LISTED ENTRIES:

◆ ◆ ◆

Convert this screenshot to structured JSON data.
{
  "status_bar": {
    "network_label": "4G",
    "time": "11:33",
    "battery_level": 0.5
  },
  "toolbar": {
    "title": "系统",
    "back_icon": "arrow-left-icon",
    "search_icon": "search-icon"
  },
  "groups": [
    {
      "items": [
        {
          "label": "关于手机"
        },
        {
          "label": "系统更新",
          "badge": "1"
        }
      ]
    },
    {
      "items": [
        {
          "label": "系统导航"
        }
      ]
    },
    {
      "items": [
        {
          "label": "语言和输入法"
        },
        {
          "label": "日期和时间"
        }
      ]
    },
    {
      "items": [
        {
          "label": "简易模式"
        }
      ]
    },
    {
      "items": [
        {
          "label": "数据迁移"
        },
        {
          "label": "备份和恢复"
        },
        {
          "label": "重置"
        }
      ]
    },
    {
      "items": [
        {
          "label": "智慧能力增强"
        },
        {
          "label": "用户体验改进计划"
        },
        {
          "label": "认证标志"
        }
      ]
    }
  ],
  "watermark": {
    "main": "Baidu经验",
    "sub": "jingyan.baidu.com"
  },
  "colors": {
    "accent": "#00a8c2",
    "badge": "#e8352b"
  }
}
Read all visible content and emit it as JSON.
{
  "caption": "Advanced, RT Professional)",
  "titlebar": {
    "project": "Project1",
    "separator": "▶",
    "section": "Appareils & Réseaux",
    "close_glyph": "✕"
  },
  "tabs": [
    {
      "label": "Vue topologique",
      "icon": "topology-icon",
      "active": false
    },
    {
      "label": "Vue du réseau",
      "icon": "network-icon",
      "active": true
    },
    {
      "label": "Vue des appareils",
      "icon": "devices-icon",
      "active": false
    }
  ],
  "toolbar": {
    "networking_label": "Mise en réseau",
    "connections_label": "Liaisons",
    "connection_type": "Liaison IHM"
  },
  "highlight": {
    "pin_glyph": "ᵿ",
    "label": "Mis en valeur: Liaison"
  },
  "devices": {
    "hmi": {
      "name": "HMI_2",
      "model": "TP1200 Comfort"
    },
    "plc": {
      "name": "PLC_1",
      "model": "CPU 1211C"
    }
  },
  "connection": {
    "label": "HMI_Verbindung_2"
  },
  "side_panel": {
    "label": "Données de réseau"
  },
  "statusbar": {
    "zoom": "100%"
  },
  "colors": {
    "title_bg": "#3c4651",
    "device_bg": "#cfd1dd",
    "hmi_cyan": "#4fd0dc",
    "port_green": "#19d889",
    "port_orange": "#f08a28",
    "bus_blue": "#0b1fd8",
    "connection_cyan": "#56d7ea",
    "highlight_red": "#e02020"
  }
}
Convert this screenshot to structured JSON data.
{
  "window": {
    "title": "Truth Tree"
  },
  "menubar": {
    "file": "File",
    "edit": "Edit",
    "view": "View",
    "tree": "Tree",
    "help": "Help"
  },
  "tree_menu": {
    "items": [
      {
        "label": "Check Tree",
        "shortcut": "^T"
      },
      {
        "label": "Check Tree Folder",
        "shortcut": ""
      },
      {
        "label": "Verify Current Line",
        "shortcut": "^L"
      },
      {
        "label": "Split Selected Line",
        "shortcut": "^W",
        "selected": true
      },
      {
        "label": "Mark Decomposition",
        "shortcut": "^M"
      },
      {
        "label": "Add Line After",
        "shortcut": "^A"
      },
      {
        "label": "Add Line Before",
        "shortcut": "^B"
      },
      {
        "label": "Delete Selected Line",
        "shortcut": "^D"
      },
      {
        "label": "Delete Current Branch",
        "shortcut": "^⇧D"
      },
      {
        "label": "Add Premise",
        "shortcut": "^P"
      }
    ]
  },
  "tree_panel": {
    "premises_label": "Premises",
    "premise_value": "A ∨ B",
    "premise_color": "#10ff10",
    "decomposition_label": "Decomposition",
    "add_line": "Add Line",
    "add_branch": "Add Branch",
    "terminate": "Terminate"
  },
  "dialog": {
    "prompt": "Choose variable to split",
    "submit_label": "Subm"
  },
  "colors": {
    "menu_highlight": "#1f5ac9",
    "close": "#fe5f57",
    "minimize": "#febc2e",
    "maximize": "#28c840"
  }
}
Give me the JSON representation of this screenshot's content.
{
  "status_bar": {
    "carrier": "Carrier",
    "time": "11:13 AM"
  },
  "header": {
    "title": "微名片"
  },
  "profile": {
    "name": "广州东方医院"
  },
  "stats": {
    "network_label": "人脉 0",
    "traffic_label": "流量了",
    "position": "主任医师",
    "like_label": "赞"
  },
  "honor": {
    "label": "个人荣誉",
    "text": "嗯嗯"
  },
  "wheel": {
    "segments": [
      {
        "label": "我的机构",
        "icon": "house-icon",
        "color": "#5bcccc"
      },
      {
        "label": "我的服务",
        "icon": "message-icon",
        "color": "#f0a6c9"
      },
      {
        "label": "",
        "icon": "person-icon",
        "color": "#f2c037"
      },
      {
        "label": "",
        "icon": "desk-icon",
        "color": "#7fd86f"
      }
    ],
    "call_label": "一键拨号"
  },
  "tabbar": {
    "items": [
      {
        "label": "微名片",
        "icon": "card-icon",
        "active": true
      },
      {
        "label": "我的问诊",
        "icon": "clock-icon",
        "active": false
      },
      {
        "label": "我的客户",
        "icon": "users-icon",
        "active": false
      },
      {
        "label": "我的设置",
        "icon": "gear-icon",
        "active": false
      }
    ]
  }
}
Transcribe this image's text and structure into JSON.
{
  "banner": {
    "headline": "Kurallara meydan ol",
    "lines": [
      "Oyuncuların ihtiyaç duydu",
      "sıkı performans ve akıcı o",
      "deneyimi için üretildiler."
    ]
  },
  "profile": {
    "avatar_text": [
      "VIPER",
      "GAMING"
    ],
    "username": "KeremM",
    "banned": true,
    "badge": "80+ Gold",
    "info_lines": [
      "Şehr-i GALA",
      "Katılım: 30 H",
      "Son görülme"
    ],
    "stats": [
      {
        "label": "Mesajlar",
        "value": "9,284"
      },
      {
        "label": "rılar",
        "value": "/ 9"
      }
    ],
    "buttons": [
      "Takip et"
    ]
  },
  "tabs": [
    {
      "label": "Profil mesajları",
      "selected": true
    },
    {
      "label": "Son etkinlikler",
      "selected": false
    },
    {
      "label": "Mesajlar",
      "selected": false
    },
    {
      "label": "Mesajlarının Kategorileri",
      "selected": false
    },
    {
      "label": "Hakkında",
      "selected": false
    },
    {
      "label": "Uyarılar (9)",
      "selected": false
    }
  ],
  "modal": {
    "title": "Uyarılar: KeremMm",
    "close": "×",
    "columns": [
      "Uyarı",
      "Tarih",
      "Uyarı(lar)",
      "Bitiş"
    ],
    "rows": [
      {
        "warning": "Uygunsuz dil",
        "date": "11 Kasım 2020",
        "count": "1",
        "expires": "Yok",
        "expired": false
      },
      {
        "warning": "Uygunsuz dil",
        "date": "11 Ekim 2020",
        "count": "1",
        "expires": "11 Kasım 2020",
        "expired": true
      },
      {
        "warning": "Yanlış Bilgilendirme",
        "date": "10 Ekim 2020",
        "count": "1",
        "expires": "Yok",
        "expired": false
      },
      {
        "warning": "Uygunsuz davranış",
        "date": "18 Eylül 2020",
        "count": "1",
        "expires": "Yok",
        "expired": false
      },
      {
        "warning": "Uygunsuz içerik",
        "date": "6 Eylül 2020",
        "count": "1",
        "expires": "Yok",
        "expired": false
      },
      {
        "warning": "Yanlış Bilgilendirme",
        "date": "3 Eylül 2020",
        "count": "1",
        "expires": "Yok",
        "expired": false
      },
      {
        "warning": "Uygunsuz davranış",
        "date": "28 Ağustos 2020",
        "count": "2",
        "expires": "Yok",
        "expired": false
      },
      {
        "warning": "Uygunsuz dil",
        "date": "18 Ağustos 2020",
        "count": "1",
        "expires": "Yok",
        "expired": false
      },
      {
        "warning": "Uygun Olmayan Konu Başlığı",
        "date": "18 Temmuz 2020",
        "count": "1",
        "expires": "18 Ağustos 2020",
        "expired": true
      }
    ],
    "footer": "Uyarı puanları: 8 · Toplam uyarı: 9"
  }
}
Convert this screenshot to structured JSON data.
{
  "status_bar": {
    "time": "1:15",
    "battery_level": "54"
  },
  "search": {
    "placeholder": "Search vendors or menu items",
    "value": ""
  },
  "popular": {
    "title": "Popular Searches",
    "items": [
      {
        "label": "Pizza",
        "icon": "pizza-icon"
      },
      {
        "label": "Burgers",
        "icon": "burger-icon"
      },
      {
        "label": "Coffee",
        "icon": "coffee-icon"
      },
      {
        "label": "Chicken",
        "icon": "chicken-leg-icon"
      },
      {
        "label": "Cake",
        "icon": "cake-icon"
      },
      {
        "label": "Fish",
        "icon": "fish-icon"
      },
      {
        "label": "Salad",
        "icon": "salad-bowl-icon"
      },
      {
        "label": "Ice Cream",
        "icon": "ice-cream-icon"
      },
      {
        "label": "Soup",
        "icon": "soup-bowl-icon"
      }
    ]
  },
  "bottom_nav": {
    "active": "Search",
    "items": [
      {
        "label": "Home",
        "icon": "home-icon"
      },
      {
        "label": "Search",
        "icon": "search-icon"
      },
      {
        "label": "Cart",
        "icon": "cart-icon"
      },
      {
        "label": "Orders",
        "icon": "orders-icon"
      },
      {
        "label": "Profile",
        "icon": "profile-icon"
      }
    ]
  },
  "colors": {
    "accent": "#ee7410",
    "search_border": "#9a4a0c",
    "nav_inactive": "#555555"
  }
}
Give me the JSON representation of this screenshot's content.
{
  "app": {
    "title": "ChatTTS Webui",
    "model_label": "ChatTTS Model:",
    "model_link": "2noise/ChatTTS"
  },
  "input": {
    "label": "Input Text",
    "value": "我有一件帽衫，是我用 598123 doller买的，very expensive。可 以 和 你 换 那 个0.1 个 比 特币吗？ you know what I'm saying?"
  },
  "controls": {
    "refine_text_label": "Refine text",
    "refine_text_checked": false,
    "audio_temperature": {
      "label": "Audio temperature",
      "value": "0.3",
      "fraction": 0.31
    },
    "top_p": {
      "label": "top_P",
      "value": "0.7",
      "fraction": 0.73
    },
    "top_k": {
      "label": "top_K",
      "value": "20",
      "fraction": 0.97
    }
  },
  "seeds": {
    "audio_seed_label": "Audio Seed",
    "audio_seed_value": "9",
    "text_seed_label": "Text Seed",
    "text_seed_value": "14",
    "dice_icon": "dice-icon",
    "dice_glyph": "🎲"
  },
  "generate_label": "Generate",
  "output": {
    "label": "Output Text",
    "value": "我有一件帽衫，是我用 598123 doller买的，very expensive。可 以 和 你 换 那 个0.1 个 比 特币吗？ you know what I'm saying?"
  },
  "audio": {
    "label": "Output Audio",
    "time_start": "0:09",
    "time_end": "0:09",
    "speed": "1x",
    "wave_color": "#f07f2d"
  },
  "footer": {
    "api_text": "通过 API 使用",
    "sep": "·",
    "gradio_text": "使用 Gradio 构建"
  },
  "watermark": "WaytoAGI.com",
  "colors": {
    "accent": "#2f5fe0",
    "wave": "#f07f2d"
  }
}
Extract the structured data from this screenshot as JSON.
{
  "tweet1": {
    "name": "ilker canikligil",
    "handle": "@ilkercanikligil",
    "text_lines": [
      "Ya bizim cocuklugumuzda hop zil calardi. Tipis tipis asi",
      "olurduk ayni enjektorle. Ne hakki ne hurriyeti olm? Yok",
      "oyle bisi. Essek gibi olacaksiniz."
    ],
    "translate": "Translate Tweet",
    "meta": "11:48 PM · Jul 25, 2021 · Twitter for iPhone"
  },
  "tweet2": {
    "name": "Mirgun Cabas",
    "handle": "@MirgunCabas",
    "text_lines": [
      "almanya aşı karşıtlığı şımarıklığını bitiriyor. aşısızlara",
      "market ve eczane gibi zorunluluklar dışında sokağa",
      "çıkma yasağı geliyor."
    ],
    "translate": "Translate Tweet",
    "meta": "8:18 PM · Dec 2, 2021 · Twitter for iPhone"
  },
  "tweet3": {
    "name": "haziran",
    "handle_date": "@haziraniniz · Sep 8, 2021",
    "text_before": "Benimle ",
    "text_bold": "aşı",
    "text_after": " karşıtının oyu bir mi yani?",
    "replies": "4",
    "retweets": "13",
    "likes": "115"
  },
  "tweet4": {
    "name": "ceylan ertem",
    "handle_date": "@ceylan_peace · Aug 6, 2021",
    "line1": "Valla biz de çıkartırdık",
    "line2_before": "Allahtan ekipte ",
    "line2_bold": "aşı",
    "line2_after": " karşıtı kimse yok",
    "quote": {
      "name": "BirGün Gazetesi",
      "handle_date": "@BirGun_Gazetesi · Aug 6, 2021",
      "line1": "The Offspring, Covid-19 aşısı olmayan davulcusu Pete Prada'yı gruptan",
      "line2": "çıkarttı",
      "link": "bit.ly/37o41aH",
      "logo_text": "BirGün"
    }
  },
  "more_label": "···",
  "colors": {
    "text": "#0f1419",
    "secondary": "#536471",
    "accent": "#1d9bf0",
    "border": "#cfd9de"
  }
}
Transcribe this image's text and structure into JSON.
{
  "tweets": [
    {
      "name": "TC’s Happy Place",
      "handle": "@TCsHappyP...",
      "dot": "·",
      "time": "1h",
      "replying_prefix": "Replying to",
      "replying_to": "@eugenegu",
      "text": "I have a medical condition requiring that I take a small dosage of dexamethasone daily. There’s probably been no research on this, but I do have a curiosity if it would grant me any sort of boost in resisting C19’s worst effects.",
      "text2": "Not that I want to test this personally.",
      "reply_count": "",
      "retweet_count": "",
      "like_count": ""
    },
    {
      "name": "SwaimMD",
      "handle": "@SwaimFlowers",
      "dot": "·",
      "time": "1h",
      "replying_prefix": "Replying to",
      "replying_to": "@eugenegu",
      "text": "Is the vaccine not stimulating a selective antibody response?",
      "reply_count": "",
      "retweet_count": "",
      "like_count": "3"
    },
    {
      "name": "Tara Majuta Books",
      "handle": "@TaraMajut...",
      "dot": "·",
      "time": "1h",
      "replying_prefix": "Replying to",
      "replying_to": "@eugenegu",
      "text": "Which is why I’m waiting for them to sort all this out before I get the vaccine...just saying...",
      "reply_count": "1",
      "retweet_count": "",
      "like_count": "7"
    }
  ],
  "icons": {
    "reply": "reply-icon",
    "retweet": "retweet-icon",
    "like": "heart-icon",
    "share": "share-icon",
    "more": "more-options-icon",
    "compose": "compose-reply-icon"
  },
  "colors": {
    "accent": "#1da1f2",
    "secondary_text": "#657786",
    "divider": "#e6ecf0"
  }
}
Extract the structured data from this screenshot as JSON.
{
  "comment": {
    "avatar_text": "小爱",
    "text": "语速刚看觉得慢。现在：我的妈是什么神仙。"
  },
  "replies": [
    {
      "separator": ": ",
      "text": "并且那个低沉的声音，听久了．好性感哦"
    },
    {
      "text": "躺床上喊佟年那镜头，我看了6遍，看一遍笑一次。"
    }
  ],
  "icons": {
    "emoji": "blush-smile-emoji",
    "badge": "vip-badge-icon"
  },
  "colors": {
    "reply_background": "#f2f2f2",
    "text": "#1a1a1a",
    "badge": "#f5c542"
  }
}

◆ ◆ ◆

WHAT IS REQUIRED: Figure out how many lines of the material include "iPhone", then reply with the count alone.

COMPLETED EXERCISE: 2